**Instructions for the task**
Your copy should repeat the data that follows exactly and contain no image.

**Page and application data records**
####

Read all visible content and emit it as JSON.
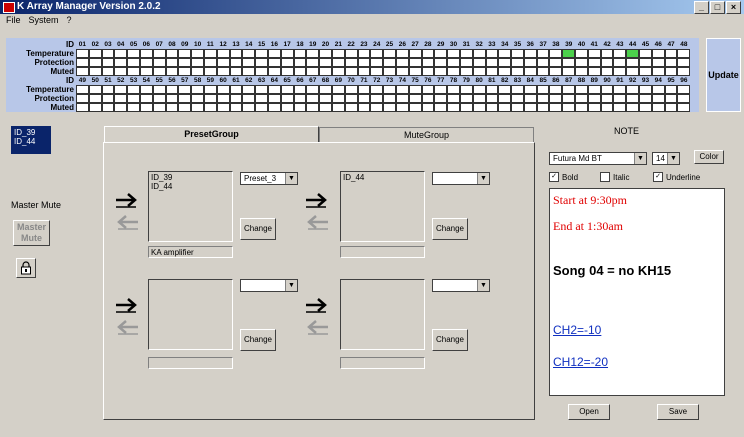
{
  "window": {
    "title": "K Array Manager Version 2.0.2",
    "buttons": [
      "_",
      "□",
      "×"
    ]
  },
  "menu": [
    "File",
    "System",
    "?"
  ],
  "grid": {
    "row_labels_top": [
      "ID",
      "Temperature",
      "Protection",
      "Muted"
    ],
    "row_labels_bottom": [
      "ID",
      "Temperature",
      "Protection",
      "Muted"
    ],
    "ids_top": [
      "01",
      "02",
      "03",
      "04",
      "05",
      "06",
      "07",
      "08",
      "09",
      "10",
      "11",
      "12",
      "13",
      "14",
      "15",
      "16",
      "17",
      "18",
      "19",
      "20",
      "21",
      "22",
      "23",
      "24",
      "25",
      "26",
      "27",
      "28",
      "29",
      "30",
      "31",
      "32",
      "33",
      "34",
      "35",
      "36",
      "37",
      "38",
      "39",
      "40",
      "41",
      "42",
      "43",
      "44",
      "45",
      "46",
      "47",
      "48"
    ],
    "ids_bottom": [
      "49",
      "50",
      "51",
      "52",
      "53",
      "54",
      "55",
      "56",
      "57",
      "58",
      "59",
      "60",
      "61",
      "62",
      "63",
      "64",
      "65",
      "66",
      "67",
      "68",
      "69",
      "70",
      "71",
      "72",
      "73",
      "74",
      "75",
      "76",
      "77",
      "78",
      "79",
      "80",
      "81",
      "82",
      "83",
      "84",
      "85",
      "86",
      "87",
      "88",
      "89",
      "90",
      "91",
      "92",
      "93",
      "94",
      "95",
      "96"
    ],
    "active_temperature_ids": [
      "39",
      "44"
    ],
    "active_color": "#4bd04b"
  },
  "update_label": "Update",
  "selected_ids": [
    "ID_39",
    "ID_44"
  ],
  "master_mute_label": "Master Mute",
  "master_mute_button": "Master\nMute",
  "tabs": [
    "PresetGroup",
    "MuteGroup"
  ],
  "groups": [
    {
      "items": "ID_39\nID_44",
      "preset": "Preset_3",
      "change": "Change",
      "name": "KA amplifier"
    },
    {
      "items": "ID_44",
      "preset": "",
      "change": "Change",
      "name": ""
    },
    {
      "items": "",
      "preset": "",
      "change": "Change",
      "name": ""
    },
    {
      "items": "",
      "preset": "",
      "change": "Change",
      "name": ""
    }
  ],
  "note": {
    "title": "NOTE",
    "font": "Futura Md BT",
    "size": "14",
    "color_button": "Color",
    "bold_label": "Bold",
    "italic_label": "Italic",
    "underline_label": "Underline",
    "bold_checked": true,
    "italic_checked": false,
    "underline_checked": true,
    "lines": [
      {
        "text": "Start at 9:30pm",
        "color": "#e00000"
      },
      {
        "text": "End at 1:30am",
        "color": "#e00000"
      },
      {
        "text": "Song 04 = no KH15",
        "color": "#000000"
      },
      {
        "text": "CH2=-10",
        "color": "#1030c0"
      },
      {
        "text": "CH12=-20",
        "color": "#1030c0"
      }
    ],
    "open_label": "Open",
    "save_label": "Save"
  }
}
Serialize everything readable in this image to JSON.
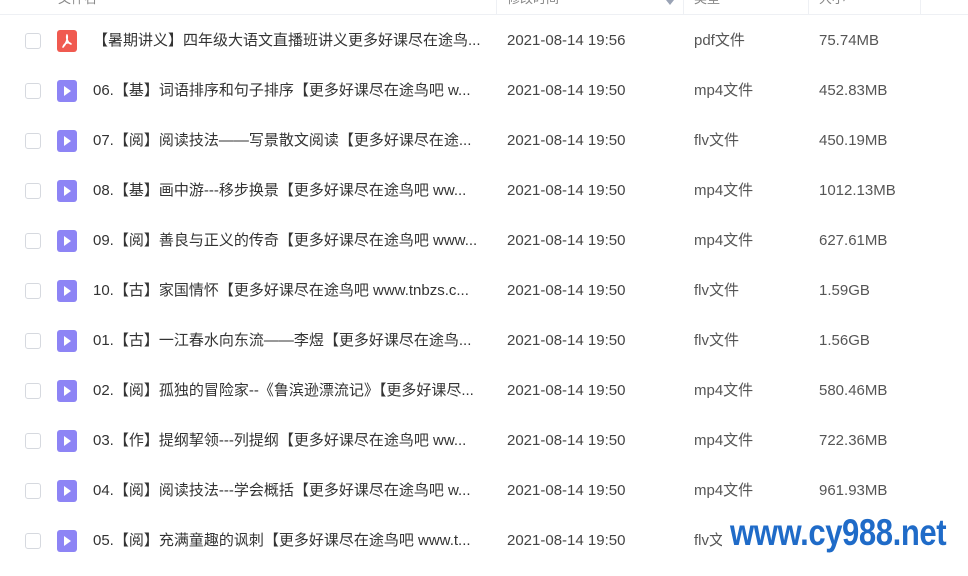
{
  "header": {
    "name_label": "文件名",
    "date_label": "修改时间",
    "type_label": "类型",
    "size_label": "大小"
  },
  "files": [
    {
      "name": "【暑期讲义】四年级大语文直播班讲义更多好课尽在途鸟...",
      "date": "2021-08-14 19:56",
      "type": "pdf文件",
      "size": "75.74MB",
      "icon": "pdf-icon"
    },
    {
      "name": "06.【基】词语排序和句子排序【更多好课尽在途鸟吧 w...",
      "date": "2021-08-14 19:50",
      "type": "mp4文件",
      "size": "452.83MB",
      "icon": "video-icon"
    },
    {
      "name": "07.【阅】阅读技法——写景散文阅读【更多好课尽在途...",
      "date": "2021-08-14 19:50",
      "type": "flv文件",
      "size": "450.19MB",
      "icon": "video-icon"
    },
    {
      "name": "08.【基】画中游---移步换景【更多好课尽在途鸟吧 ww...",
      "date": "2021-08-14 19:50",
      "type": "mp4文件",
      "size": "1012.13MB",
      "icon": "video-icon"
    },
    {
      "name": "09.【阅】善良与正义的传奇【更多好课尽在途鸟吧 www...",
      "date": "2021-08-14 19:50",
      "type": "mp4文件",
      "size": "627.61MB",
      "icon": "video-icon"
    },
    {
      "name": "10.【古】家国情怀【更多好课尽在途鸟吧 www.tnbzs.c...",
      "date": "2021-08-14 19:50",
      "type": "flv文件",
      "size": "1.59GB",
      "icon": "video-icon"
    },
    {
      "name": "01.【古】一江春水向东流——李煜【更多好课尽在途鸟...",
      "date": "2021-08-14 19:50",
      "type": "flv文件",
      "size": "1.56GB",
      "icon": "video-icon"
    },
    {
      "name": "02.【阅】孤独的冒险家--《鲁滨逊漂流记》【更多好课尽...",
      "date": "2021-08-14 19:50",
      "type": "mp4文件",
      "size": "580.46MB",
      "icon": "video-icon"
    },
    {
      "name": "03.【作】提纲挈领---列提纲【更多好课尽在途鸟吧 ww...",
      "date": "2021-08-14 19:50",
      "type": "mp4文件",
      "size": "722.36MB",
      "icon": "video-icon"
    },
    {
      "name": "04.【阅】阅读技法---学会概括【更多好课尽在途鸟吧 w...",
      "date": "2021-08-14 19:50",
      "type": "mp4文件",
      "size": "961.93MB",
      "icon": "video-icon"
    },
    {
      "name": "05.【阅】充满童趣的讽刺【更多好课尽在途鸟吧 www.t...",
      "date": "2021-08-14 19:50",
      "type": "flv文件",
      "size": "",
      "icon": "video-icon"
    }
  ],
  "watermark": {
    "text": "www.cy988.net"
  },
  "colors": {
    "video_icon": "#8d84f5",
    "pdf_icon": "#f05a50",
    "watermark": "#1f6bc8"
  }
}
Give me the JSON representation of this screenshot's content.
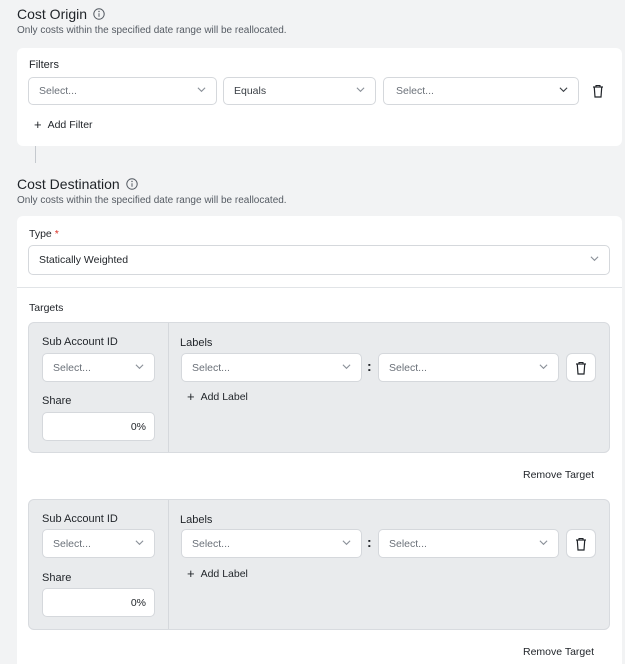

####

**Expected answer**
Read all visible content and emit it as JSON.
{
  "window": {
    "title": "K Array Manager Version 2.0.2",
    "buttons": [
      "_",
      "□",
      "×"
    ]
  },
  "menu": [
    "File",
    "System",
    "?"
  ],
  "grid": {
    "row_labels_top": [
      "ID",
      "Temperature",
      "Protection",
      "Muted"
    ],
    "row_labels_bottom": [
      "ID",
      "Temperature",
      "Protection",
      "Muted"
    ],
    "ids_top": [
      "01",
      "02",
      "03",
      "04",
      "05",
      "06",
      "07",
      "08",
      "09",
      "10",
      "11",
      "12",
      "13",
      "14",
      "15",
      "16",
      "17",
      "18",
      "19",
      "20",
      "21",
      "22",
      "23",
      "24",
      "25",
      "26",
      "27",
      "28",
      "29",
      "30",
      "31",
      "32",
      "33",
      "34",
      "35",
      "36",
      "37",
      "38",
      "39",
      "40",
      "41",
      "42",
      "43",
      "44",
      "45",
      "46",
      "47",
      "48"
    ],
    "ids_bottom": [
      "49",
      "50",
      "51",
      "52",
      "53",
      "54",
      "55",
      "56",
      "57",
      "58",
      "59",
      "60",
      "61",
      "62",
      "63",
      "64",
      "65",
      "66",
      "67",
      "68",
      "69",
      "70",
      "71",
      "72",
      "73",
      "74",
      "75",
      "76",
      "77",
      "78",
      "79",
      "80",
      "81",
      "82",
      "83",
      "84",
      "85",
      "86",
      "87",
      "88",
      "89",
      "90",
      "91",
      "92",
      "93",
      "94",
      "95",
      "96"
    ],
    "active_temperature_ids": [
      "39",
      "44"
    ],
    "active_color": "#4bd04b"
  },
  "update_label": "Update",
  "selected_ids": [
    "ID_39",
    "ID_44"
  ],
  "master_mute_label": "Master Mute",
  "master_mute_button": "Master\nMute",
  "tabs": [
    "PresetGroup",
    "MuteGroup"
  ],
  "groups": [
    {
      "items": "ID_39\nID_44",
      "preset": "Preset_3",
      "change": "Change",
      "name": "KA amplifier"
    },
    {
      "items": "ID_44",
      "preset": "",
      "change": "Change",
      "name": ""
    },
    {
      "items": "",
      "preset": "",
      "change": "Change",
      "name": ""
    },
    {
      "items": "",
      "preset": "",
      "change": "Change",
      "name": ""
    }
  ],
  "note": {
    "title": "NOTE",
    "font": "Futura Md BT",
    "size": "14",
    "color_button": "Color",
    "bold_label": "Bold",
    "italic_label": "Italic",
    "underline_label": "Underline",
    "bold_checked": true,
    "italic_checked": false,
    "underline_checked": true,
    "lines": [
      {
        "text": "Start at 9:30pm",
        "color": "#e00000"
      },
      {
        "text": "End at 1:30am",
        "color": "#e00000"
      },
      {
        "text": "Song 04 = no KH15",
        "color": "#000000"
      },
      {
        "text": "CH2=-10",
        "color": "#1030c0"
      },
      {
        "text": "CH12=-20",
        "color": "#1030c0"
      }
    ],
    "open_label": "Open",
    "save_label": "Save"
  }
}
Serialize everything readable in this image to JSON.
{
  "header": {
    "name_label": "文件名",
    "date_label": "修改时间",
    "type_label": "类型",
    "size_label": "大小"
  },
  "files": [
    {
      "name": "【暑期讲义】四年级大语文直播班讲义更多好课尽在途鸟...",
      "date": "2021-08-14 19:56",
      "type": "pdf文件",
      "size": "75.74MB",
      "icon": "pdf-icon"
    },
    {
      "name": "06.【基】词语排序和句子排序【更多好课尽在途鸟吧 w...",
      "date": "2021-08-14 19:50",
      "type": "mp4文件",
      "size": "452.83MB",
      "icon": "video-icon"
    },
    {
      "name": "07.【阅】阅读技法——写景散文阅读【更多好课尽在途...",
      "date": "2021-08-14 19:50",
      "type": "flv文件",
      "size": "450.19MB",
      "icon": "video-icon"
    },
    {
      "name": "08.【基】画中游---移步换景【更多好课尽在途鸟吧 ww...",
      "date": "2021-08-14 19:50",
      "type": "mp4文件",
      "size": "1012.13MB",
      "icon": "video-icon"
    },
    {
      "name": "09.【阅】善良与正义的传奇【更多好课尽在途鸟吧 www...",
      "date": "2021-08-14 19:50",
      "type": "mp4文件",
      "size": "627.61MB",
      "icon": "video-icon"
    },
    {
      "name": "10.【古】家国情怀【更多好课尽在途鸟吧 www.tnbzs.c...",
      "date": "2021-08-14 19:50",
      "type": "flv文件",
      "size": "1.59GB",
      "icon": "video-icon"
    },
    {
      "name": "01.【古】一江春水向东流——李煜【更多好课尽在途鸟...",
      "date": "2021-08-14 19:50",
      "type": "flv文件",
      "size": "1.56GB",
      "icon": "video-icon"
    },
    {
      "name": "02.【阅】孤独的冒险家--《鲁滨逊漂流记》【更多好课尽...",
      "date": "2021-08-14 19:50",
      "type": "mp4文件",
      "size": "580.46MB",
      "icon": "video-icon"
    },
    {
      "name": "03.【作】提纲挈领---列提纲【更多好课尽在途鸟吧 ww...",
      "date": "2021-08-14 19:50",
      "type": "mp4文件",
      "size": "722.36MB",
      "icon": "video-icon"
    },
    {
      "name": "04.【阅】阅读技法---学会概括【更多好课尽在途鸟吧 w...",
      "date": "2021-08-14 19:50",
      "type": "mp4文件",
      "size": "961.93MB",
      "icon": "video-icon"
    },
    {
      "name": "05.【阅】充满童趣的讽刺【更多好课尽在途鸟吧 www.t...",
      "date": "2021-08-14 19:50",
      "type": "flv文件",
      "size": "",
      "icon": "video-icon"
    }
  ],
  "watermark": {
    "text": "www.cy988.net"
  },
  "colors": {
    "video_icon": "#8d84f5",
    "pdf_icon": "#f05a50",
    "watermark": "#1f6bc8"
  }
}
Give me the JSON representation of this screenshot's content.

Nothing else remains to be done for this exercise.